As you learned about gluten, it is a protein found in wheat, rye, and barley. All food products that contain “wheat” on their label are off-limits.
Here is a list of foods that contain gluten. Stay away unless you know for a fact it is made with gluten free ingredients!
- Pastry Items
- Most Cereals
- Flour Tortillas
- Oats (processed with gluten-containing grains)
- Croutons and Breadcrumbs
- Imitation Fish
- Anything “au gratin”
- Any item with soy sauce
- All “Breaded” Items
I know, I know; that’s a ton of delicious items that contain gluten. But thankfully, we can make a gluten free version of everything on that list – and it tastes just as good as the normal thing!
If an item contains wheat, it will say “Contains wheat” in the allergen section on the label. This makes it easy for us to put it back on the shelf. But, just because an item doesn’t say “contains wheat” does not mean we can eat it. Barley and rye are not required to be listed int he allergen section of a label, so we need to learn some more about which ingredients to avoid…
To check the labels of a product, all of these ingredients mean an item contains gluten:
- White Flour
- Wheat Flour
- Whole Wheat Flour
- Bleached Flour
- Triticum Vulgare
- Hordeum Vulgare
- Secale Cereale
- Triticum Spelta
- Wheat Protein/Hydrolyzed Wheat Protein
- Wheat Starch/Hydrolyzed Wheat Starch
- Wheat or Barley Grass
- Wheat Germ Oil or Extract
A few other notes to wrap up with – “Dextrin” can be made from wheat, but it should say whether or not it is on the label. “Maltodextrin” in the US is made from corn, potato, or rice but overseas it is sometimes made from wheat starch. “Caramel color” can be made from barley or other grain products, but it is usually safe to consume in the United States. Check with the manufacturer on “caramel color or coloring” before consuming.

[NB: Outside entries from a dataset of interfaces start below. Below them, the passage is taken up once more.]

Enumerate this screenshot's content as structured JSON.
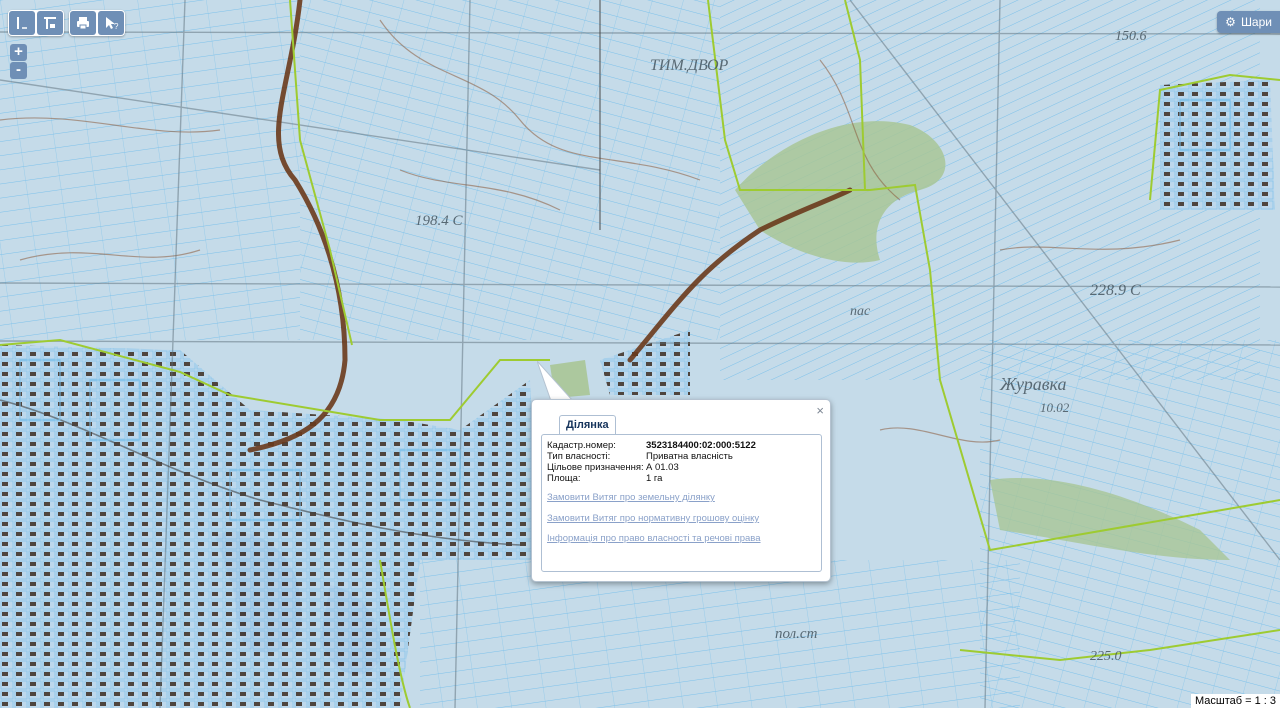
{
  "toolbar": {
    "buttons": [
      "ruler-icon",
      "area-measure-icon",
      "print-icon",
      "info-pointer-icon"
    ]
  },
  "zoom": {
    "in_label": "+",
    "out_label": "-"
  },
  "layers_button": {
    "label": "Шари"
  },
  "map_labels": {
    "tim_dvor": "ТИМ.ДВОР",
    "elev_198": "198.4 С",
    "pas": "пас",
    "elev_228": "228.9 С",
    "zhurivka": "Журавка",
    "zhurivka_num": "10.02",
    "pol_st": "пол.ст",
    "elev_225": "225.0",
    "elev_150": "150.6"
  },
  "popup": {
    "tab_label": "Ділянка",
    "close_label": "×",
    "fields": [
      {
        "label": "Кадастр.номер:",
        "value": "3523184400:02:000:5122",
        "bold": true
      },
      {
        "label": "Тип власності:",
        "value": "Приватна власність"
      },
      {
        "label": "Цільове призначення:",
        "value": "А 01.03"
      },
      {
        "label": "Площа:",
        "value": "1 га"
      }
    ],
    "links": [
      "Замовити Витяг про земельну ділянку",
      "Замовити Витяг про нормативну грошову оцінку",
      "Інформація про право власності та речові права"
    ]
  },
  "scale": {
    "label": "Масштаб = 1 : 3"
  },
  "colors": {
    "map_base": "#dfe4df",
    "parcel_fill": "#bcd8ec",
    "parcel_line": "#7cc1ea",
    "boundary_green": "#9ecb31",
    "road_brown": "#6a3a1c",
    "forest": "#a8c596",
    "water": "#8aa3cf",
    "settlement": "#3a2a20",
    "button": "#6f8fb6",
    "link": "#8aa1c9"
  }
}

“Hydrolyzed vegetable protein/hydrolyzed plant protein/textured vegetable protein” could contain protein obtained from wheat, but most is made from corn, soy, or peanut. The label should specify if it is the version with wheat or not. “Modified food starch” can be made from potato, tapioca, corn, wheat, or other sources. Corn is almost always the source in North America, and if wheat is the source, it is required to be listed.

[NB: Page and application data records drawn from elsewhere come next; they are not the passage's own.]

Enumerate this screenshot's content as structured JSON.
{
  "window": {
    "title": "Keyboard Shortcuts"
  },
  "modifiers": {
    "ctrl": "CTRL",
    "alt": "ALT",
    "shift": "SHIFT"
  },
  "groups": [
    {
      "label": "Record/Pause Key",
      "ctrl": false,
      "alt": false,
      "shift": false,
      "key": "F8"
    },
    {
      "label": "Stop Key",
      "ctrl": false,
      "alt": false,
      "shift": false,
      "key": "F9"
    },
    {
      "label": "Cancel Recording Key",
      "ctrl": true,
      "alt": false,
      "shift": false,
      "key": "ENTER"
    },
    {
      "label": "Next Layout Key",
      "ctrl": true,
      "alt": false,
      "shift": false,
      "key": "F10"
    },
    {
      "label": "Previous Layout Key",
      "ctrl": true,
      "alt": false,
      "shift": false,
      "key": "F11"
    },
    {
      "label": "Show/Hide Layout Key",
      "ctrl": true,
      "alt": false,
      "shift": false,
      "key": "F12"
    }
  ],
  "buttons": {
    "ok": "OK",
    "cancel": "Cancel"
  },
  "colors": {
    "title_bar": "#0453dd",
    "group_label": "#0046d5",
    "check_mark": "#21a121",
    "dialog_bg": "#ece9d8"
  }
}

Next – we are learning which foods don’t contain gluten.